SUPPLIED DATA

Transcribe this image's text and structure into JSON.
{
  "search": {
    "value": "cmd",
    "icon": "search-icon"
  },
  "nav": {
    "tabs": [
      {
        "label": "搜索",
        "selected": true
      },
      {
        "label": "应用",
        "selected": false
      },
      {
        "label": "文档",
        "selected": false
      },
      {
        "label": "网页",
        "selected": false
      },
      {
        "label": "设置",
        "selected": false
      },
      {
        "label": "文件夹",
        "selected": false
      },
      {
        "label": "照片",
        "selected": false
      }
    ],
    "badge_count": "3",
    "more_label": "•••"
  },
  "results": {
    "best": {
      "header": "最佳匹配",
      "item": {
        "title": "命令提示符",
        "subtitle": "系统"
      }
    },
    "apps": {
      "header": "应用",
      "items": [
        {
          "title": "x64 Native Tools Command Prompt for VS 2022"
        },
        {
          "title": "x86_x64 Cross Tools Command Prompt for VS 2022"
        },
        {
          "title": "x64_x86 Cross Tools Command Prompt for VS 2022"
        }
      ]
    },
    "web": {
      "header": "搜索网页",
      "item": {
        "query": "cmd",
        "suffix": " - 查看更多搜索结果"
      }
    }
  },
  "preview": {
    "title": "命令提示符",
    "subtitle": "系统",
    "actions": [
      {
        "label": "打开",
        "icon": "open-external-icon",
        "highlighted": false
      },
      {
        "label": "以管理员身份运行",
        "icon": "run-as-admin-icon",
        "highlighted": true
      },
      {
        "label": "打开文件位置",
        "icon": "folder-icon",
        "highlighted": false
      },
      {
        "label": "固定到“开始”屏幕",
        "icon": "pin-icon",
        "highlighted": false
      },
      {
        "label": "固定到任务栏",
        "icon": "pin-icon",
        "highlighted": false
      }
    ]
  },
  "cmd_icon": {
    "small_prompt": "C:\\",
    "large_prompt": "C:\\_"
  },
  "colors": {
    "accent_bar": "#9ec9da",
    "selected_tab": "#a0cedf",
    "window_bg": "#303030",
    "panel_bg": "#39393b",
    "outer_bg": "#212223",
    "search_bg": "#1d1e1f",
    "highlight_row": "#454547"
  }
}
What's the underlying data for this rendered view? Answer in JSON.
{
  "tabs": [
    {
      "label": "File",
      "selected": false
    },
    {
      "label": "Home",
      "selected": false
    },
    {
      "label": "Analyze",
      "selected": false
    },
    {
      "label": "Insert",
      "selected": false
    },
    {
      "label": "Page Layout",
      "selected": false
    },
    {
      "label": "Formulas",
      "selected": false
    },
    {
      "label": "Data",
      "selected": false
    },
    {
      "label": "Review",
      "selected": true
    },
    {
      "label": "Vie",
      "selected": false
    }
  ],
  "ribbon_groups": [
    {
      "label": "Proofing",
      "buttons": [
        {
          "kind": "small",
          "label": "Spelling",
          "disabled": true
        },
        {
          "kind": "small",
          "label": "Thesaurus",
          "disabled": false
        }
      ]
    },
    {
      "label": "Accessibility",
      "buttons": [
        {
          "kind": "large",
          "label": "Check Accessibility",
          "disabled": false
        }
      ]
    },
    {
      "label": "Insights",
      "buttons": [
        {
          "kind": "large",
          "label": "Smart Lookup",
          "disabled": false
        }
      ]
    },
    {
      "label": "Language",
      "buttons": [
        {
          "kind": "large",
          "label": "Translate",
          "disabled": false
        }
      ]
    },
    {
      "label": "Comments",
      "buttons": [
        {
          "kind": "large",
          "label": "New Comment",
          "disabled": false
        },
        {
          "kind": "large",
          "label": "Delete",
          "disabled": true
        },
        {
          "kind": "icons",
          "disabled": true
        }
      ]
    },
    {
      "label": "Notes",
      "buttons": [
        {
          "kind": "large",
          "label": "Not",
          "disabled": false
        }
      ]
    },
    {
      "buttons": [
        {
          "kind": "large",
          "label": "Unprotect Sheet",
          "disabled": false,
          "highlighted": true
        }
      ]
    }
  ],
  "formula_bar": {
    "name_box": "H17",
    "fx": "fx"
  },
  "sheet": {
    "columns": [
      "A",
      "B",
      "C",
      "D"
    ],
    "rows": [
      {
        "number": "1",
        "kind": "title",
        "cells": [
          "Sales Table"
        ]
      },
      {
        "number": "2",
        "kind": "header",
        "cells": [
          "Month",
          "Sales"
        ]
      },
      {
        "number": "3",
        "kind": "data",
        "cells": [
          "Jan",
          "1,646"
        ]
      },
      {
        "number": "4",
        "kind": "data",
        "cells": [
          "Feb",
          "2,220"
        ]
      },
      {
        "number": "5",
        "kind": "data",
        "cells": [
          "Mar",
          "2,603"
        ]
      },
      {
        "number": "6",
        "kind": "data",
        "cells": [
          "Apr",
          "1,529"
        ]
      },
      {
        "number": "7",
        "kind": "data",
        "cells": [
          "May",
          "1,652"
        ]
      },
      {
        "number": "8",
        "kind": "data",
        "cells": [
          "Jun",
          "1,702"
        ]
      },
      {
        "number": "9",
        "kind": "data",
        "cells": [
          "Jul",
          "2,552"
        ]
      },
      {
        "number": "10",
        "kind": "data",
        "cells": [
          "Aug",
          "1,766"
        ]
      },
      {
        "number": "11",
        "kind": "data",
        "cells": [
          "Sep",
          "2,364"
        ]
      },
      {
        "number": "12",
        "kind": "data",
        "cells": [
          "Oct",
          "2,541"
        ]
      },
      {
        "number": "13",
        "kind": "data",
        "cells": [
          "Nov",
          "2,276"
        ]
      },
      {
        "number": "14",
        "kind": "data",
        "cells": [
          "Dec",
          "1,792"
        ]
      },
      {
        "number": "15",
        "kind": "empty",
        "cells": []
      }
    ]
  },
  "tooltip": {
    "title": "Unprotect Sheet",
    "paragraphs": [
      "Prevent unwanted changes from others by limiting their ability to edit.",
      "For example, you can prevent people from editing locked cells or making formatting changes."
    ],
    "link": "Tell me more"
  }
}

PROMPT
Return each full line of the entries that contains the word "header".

RESULT FOR THIS EXERCISE
      "header": "最佳匹配",
      "header": "应用",
      "header": "搜索网页",
        "kind": "header",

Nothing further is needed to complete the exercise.